To ensure that biodiversity and geology is conserved
and enhanced during any active phases opportunities to
contribute substantially to the achievement of targets in LBAPs
by way of habitat creation and geological conservation in restoration
schemes. Restoration requirements can be linked to the creation
of priority habitat to meet UKBAP targets. Mineral planning permissions
typically have a long life-span and the active extraction phase
can continue for many years. These active phases can be very beneficial
for biodiversity and geological conservation. Specific habitats
that benefit specialist species can be created in an active quarry
and previously unknown or unrecorded geological features can be
uncovered. Therefore it is good practice to ensure that biodiversity
and geology is conserved and enhanced during any active phases
in addition to those relating to restoration schemes.
Never underestimate the value of your site to wildlife, many
species are able to adapt to quarry environment and associated
human activity and take advantage of the temporary habitats that
can result from the extraction process. During most operations
there is a proportion of the land/habitat retained which also
acts a refuge for wildlife and it is important to manage this
land for biodiversity.
Awareness is the key to managing for wildlife during the operation
of a site, and will not be difficult issue for the site manager.
Being conscious of the site’s wildlife locations and a flexible
approach will enable the site to be managed without loss to colonising
flora and fauna.
A variety of bird species breeds in quarries and pits including
the Sand martin, Ring Plover, Peregrine falcon, Kestrel, Raven.
Leaving areas of suitable habitat undisturbed during the breeding
season can encourage these birds to nest in non-operational areas.
In this way, they can be encouraged to nest where they will not
conflict with quarry operations. Some of these birds like the
peregrine falcon are territorial and will return to the same ledge
to breed each spring.
Plant Native Trees and Shrubs And When
Possible Always Plant Local Provenance!
When selecting tree species for a site, take into account soil
type, drainage, exposure and look at the trees growing in the
surrounding location. Native trees and shrubs support a wider
range of plants and animals than introduced species; maintain
local character and conservation value. They thrive in particularly
harsh local conditions and are more likely to survive and flourish
than most introduced species. The genetic makeup of local provenance
native trees and shrubs ensures that they are better adapted to
local conditions, as they are better suited to Northern Ireland’s
soil conditions, temperature fluctuations, high rainfall, local
competitive flora and local diseases and populations of grazing
insect larvae: Did you know that most of our ‘native’
trees bought from tree nurseries are sourced from Eastern Europe.
Bud burst and fruit ripening is dependent on seasonal timing.
Imported trees come into leaf and fruit at different times than
local stock, upsetting the fine balance between native trees and
the wildlife they support.
Planting bare roots should commence in the winter months (between
late autumn to mid-February). Good ground preparation and aftercare

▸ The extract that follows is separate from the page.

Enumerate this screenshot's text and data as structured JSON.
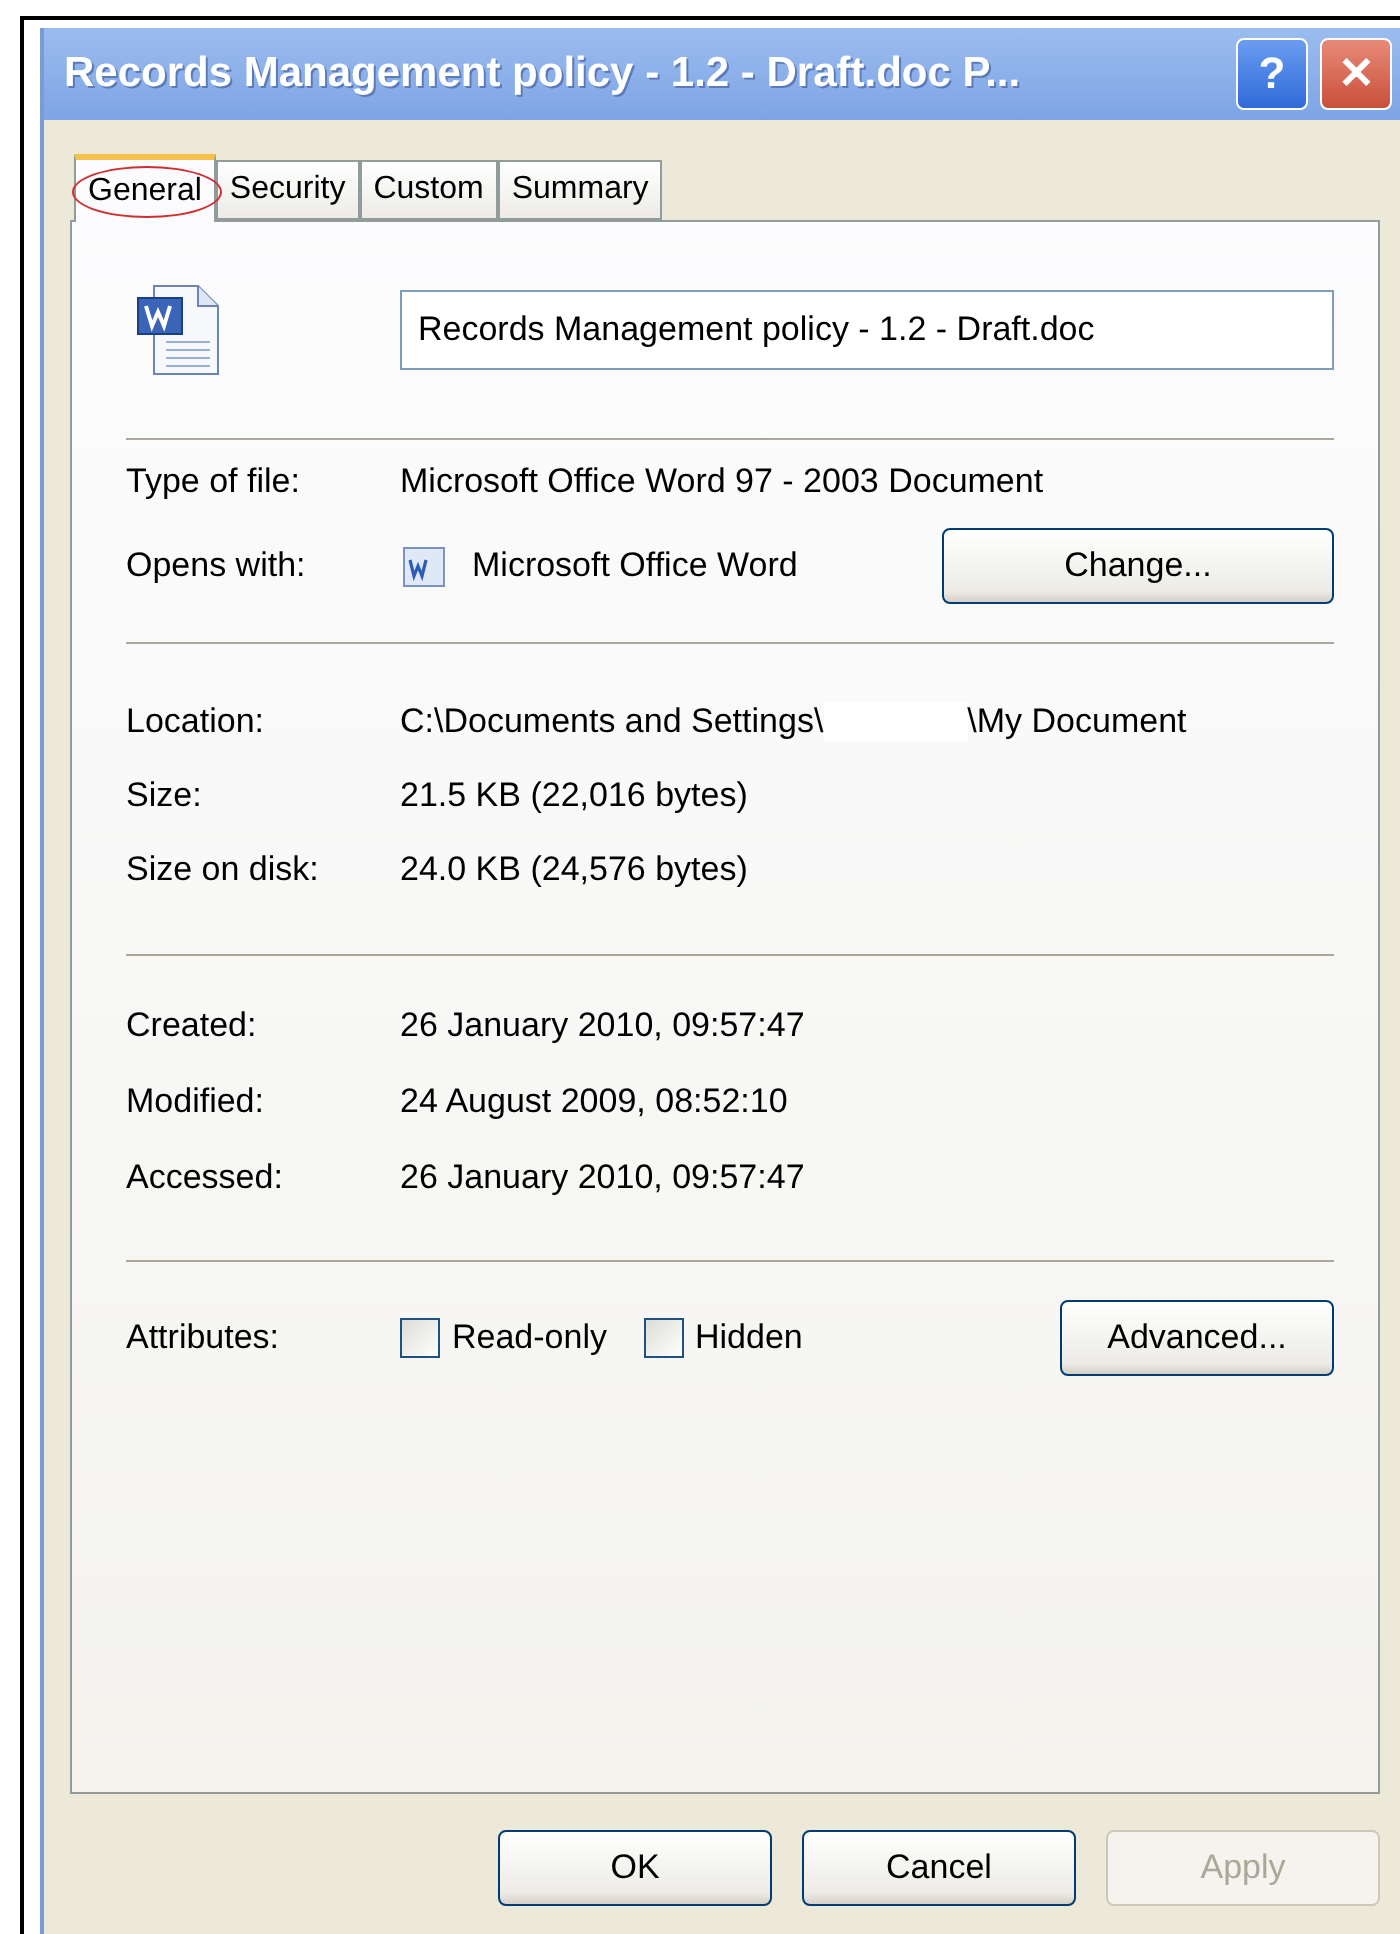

will be important to establishment. Please contact Laverne Bell
for a list of local provenance suppliers.
species & biodiversity
a hedge for biodiversity
Measures guidance notes 4.3 Biodiversity
advice sheet here
Sand martins are attracted to quarries and pits where stockpiled
faces and spoil heaps provide suitable nesting sites. They are
one of the first spring migrants to appear, arriving between mid-March
and Mid-April to breed, before moving south from late July to
September to winter in sub-Saharan Africa. Sand martins are listed
on the Amber List of the UK birds of conservation. Current factors
affecting the species are droughts in wintering grounds in Africa
and loss of nesting sites and young broods as a result of habitat
destruction / disturbance. Be aware of nesting sand martins on
your site and inform your staff. We can play a part in them breeding
safely and increasing their populations to withstand any future
threats or declines.
Wildlife Law and You document here